OHIO to celebrate annual Japanese cherry tree blossoms
Ohio University’s iconic cherry trees draw attention each year, as their blooms symbolize the arrival of spring in Athens. National Geographic named OHIO one of the best places in the United States to see cherry blossoms – an exciting recognition paying homage to the historic partnership between Ohio University and Chubu University, which is located in Kasugai, Japan.
The University celebrates this spring with over 200 cherry trees on OHIO’s Athens campus. The trees are planted strategically to ensure a balance of new growth so that each location continues to thrive each year.
The story of these trees starts in 1979, with a formalized partnership agreement between OHIO and Chubu University. Chubu gifted 175 cherry trees to OHIO in honor of its 175th anniversary. This historic moment created a significant, long-standing tradition of celebrating the cherry blossoms along the Hocking River on OHIO's Athens campus. The blossoms serve as a yearly reminder of the 48-year global partnership with Chubu University.

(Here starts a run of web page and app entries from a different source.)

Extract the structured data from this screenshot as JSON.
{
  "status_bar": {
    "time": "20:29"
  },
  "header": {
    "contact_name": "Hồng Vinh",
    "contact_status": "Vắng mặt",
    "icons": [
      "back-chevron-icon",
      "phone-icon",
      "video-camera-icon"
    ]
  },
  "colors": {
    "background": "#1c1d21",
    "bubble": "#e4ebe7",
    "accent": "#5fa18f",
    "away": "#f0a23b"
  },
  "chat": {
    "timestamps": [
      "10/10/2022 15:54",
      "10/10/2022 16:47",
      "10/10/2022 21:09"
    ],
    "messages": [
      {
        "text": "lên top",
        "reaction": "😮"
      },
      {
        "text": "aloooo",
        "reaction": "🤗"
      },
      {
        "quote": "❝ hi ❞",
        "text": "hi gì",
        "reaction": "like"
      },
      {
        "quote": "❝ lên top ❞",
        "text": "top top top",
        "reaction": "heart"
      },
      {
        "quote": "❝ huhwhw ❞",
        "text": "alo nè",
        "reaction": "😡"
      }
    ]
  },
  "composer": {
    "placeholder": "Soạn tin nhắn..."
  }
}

In the decades following the initial planting, harsh winters and storm damage harmed many of the trees. In honor of OHIO’s Bicentennial, Chubu University gave 94 Yoshino cherry trees and nine double weeping cherry trees in 2004 to replace the 97 plants that had suffered damage since the first planting.
While the annual maintenance and care of these adored trees has required special attention, the OHIO Grounds team has established a successful schedule of care and maintenance, now planting between five to seven new trees each year, according to Susan Calhoun, landscape coordinator.

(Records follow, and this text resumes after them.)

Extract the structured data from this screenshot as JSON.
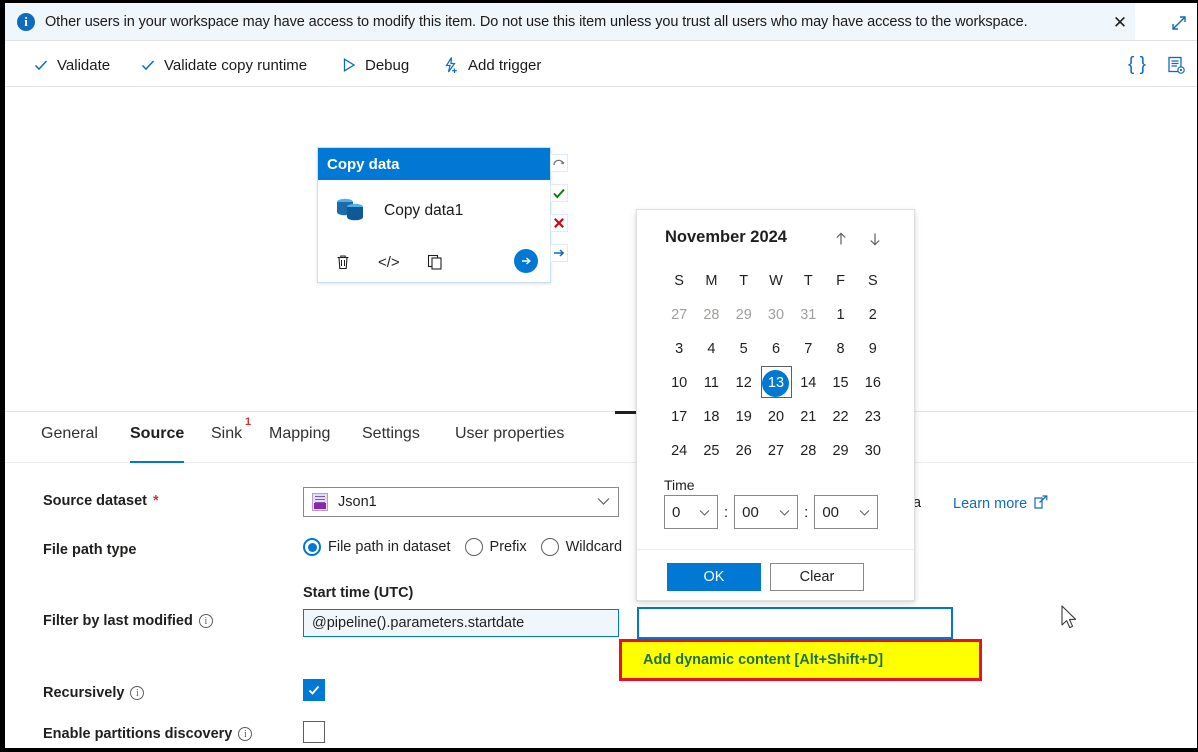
{
  "banner": {
    "icon": "info-icon",
    "message": "Other users in your workspace may have access to modify this item. Do not use this item unless you trust all users who may have access to the workspace.",
    "close_label": "✕",
    "expand_icon": "expand-diagonal-icon"
  },
  "toolbar": {
    "items": [
      {
        "label": "Validate",
        "icon": "checkmark-icon"
      },
      {
        "label": "Validate copy runtime",
        "icon": "checkmark-icon"
      },
      {
        "label": "Debug",
        "icon": "play-triangle-icon"
      },
      {
        "label": "Add trigger",
        "icon": "lightning-bolt-plus-icon"
      }
    ],
    "right_icons": [
      {
        "name": "code-braces-icon",
        "glyph": "{ }"
      },
      {
        "name": "properties-gear-icon",
        "glyph": ""
      }
    ]
  },
  "canvas": {
    "activity": {
      "header_title": "Copy data",
      "name": "Copy data1",
      "icons": [
        {
          "name": "delete-icon",
          "glyph": "🗑"
        },
        {
          "name": "code-icon",
          "glyph": "</>"
        },
        {
          "name": "clone-icon",
          "glyph": "⧉"
        }
      ],
      "go_icon": "arrow-right-icon",
      "connectors": [
        {
          "name": "skip-connector",
          "glyph": "↷"
        },
        {
          "name": "success-connector",
          "glyph": "✔"
        },
        {
          "name": "failure-connector",
          "glyph": "✖"
        },
        {
          "name": "completion-connector",
          "glyph": "→"
        }
      ],
      "status_marker": "red-circle-indicator"
    }
  },
  "tabs": [
    {
      "label": "General",
      "active": false,
      "badge": ""
    },
    {
      "label": "Source",
      "active": true,
      "badge": ""
    },
    {
      "label": "Sink",
      "active": false,
      "badge": "1"
    },
    {
      "label": "Mapping",
      "active": false,
      "badge": ""
    },
    {
      "label": "Settings",
      "active": false,
      "badge": ""
    },
    {
      "label": "User properties",
      "active": false,
      "badge": ""
    }
  ],
  "form": {
    "source_dataset": {
      "label": "Source dataset",
      "required_marker": "*",
      "value": "Json1",
      "icon": "json-dataset-icon"
    },
    "file_path_type": {
      "label": "File path type",
      "options": [
        {
          "label": "File path in dataset",
          "selected": true
        },
        {
          "label": "Prefix",
          "selected": false
        },
        {
          "label": "Wildcard",
          "selected": false
        }
      ]
    },
    "filter_by_last_modified": {
      "label": "Filter by last modified",
      "info": "ⓘ",
      "start_time_label": "Start time (UTC)",
      "start_time_value": "@pipeline().parameters.startdate",
      "end_time_value": ""
    },
    "recursively": {
      "label": "Recursively",
      "checked": true
    },
    "enable_partitions_discovery": {
      "label": "Enable partitions discovery",
      "checked": false
    },
    "learn_more": {
      "label": "Learn more",
      "icon": "external-link-icon"
    },
    "stray_text": "a"
  },
  "calendar": {
    "title": "November 2024",
    "prev_icon": "arrow-up-icon",
    "next_icon": "arrow-down-icon",
    "weekdays": [
      "S",
      "M",
      "T",
      "W",
      "T",
      "F",
      "S"
    ],
    "weeks": [
      [
        {
          "d": "27",
          "out": true
        },
        {
          "d": "28",
          "out": true
        },
        {
          "d": "29",
          "out": true
        },
        {
          "d": "30",
          "out": true
        },
        {
          "d": "31",
          "out": true
        },
        {
          "d": "1",
          "out": false
        },
        {
          "d": "2",
          "out": false
        }
      ],
      [
        {
          "d": "3",
          "out": false
        },
        {
          "d": "4",
          "out": false
        },
        {
          "d": "5",
          "out": false
        },
        {
          "d": "6",
          "out": false
        },
        {
          "d": "7",
          "out": false
        },
        {
          "d": "8",
          "out": false
        },
        {
          "d": "9",
          "out": false
        }
      ],
      [
        {
          "d": "10",
          "out": false
        },
        {
          "d": "11",
          "out": false
        },
        {
          "d": "12",
          "out": false
        },
        {
          "d": "13",
          "out": false,
          "selected": true
        },
        {
          "d": "14",
          "out": false
        },
        {
          "d": "15",
          "out": false
        },
        {
          "d": "16",
          "out": false
        }
      ],
      [
        {
          "d": "17",
          "out": false
        },
        {
          "d": "18",
          "out": false
        },
        {
          "d": "19",
          "out": false
        },
        {
          "d": "20",
          "out": false
        },
        {
          "d": "21",
          "out": false
        },
        {
          "d": "22",
          "out": false
        },
        {
          "d": "23",
          "out": false
        }
      ],
      [
        {
          "d": "24",
          "out": false
        },
        {
          "d": "25",
          "out": false
        },
        {
          "d": "26",
          "out": false
        },
        {
          "d": "27",
          "out": false
        },
        {
          "d": "28",
          "out": false
        },
        {
          "d": "29",
          "out": false
        },
        {
          "d": "30",
          "out": false
        }
      ]
    ],
    "selected_day": "13",
    "time_label": "Time",
    "time": {
      "hours": "0",
      "minutes": "00",
      "seconds": "00",
      "separator": ":"
    },
    "ok_label": "OK",
    "clear_label": "Clear"
  },
  "tooltip": {
    "text": "Add dynamic content [Alt+Shift+D]",
    "background": "#ffff00",
    "border": "#e81123",
    "text_color": "#1e7145"
  },
  "colors": {
    "accent": "#0078d4",
    "banner_bg": "#eff6fc",
    "link": "#0f6cbd",
    "danger": "#d13438",
    "success": "#107c10"
  }
}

OHIO uses timer-LED lights, powered by an environmentally friendly electric panel, to illuminate the area around the cherry trees along the Hocking River in front of the Convocation Center each evening from 8 p.m. – 10 p.m. as the trees bloom, which is anticipated this year during late March or early April.
Age of the tree and location impact the timing of the blooms, though Grounds has noted the first blooms tend to appear on trees behind and east of Peden Stadium, followed by younger trees along Shafer Road, then larger trees across from Wren Stadium.
A few blooms have already begun to open, and regular updates are available on the Cherry Blossoms website and Office of Global Affairs’ social media (Twitter, Instagram, and Facebook). Those who visit the cherry trees in person can use #OHIOcherryblossoms for a chance to be featured on the website and social media.
OHIO encourages everyone to enjoy the cherry trees safely by following COVID-19 safety recommendations, including physical distancing of at least 6 feet, wearing masks, and gathering only with members of your own household. Taking these precautions will ensure the safety of the whole community. This CDC resource, shared by Dr. Gillian Ice, special assistant to the president for public health operations, provides current information about how to safely engage in outdoor activities.
The beautiful trees can also be viewed on the university’s website where a new picture of the blooms will be uploaded each day, so Bobcats near and far can experience the blooms, regardless of where they are in the world. For additional information on the cherry trees and the blossoms, please visit www.ohio.edu/cherry-blossoms.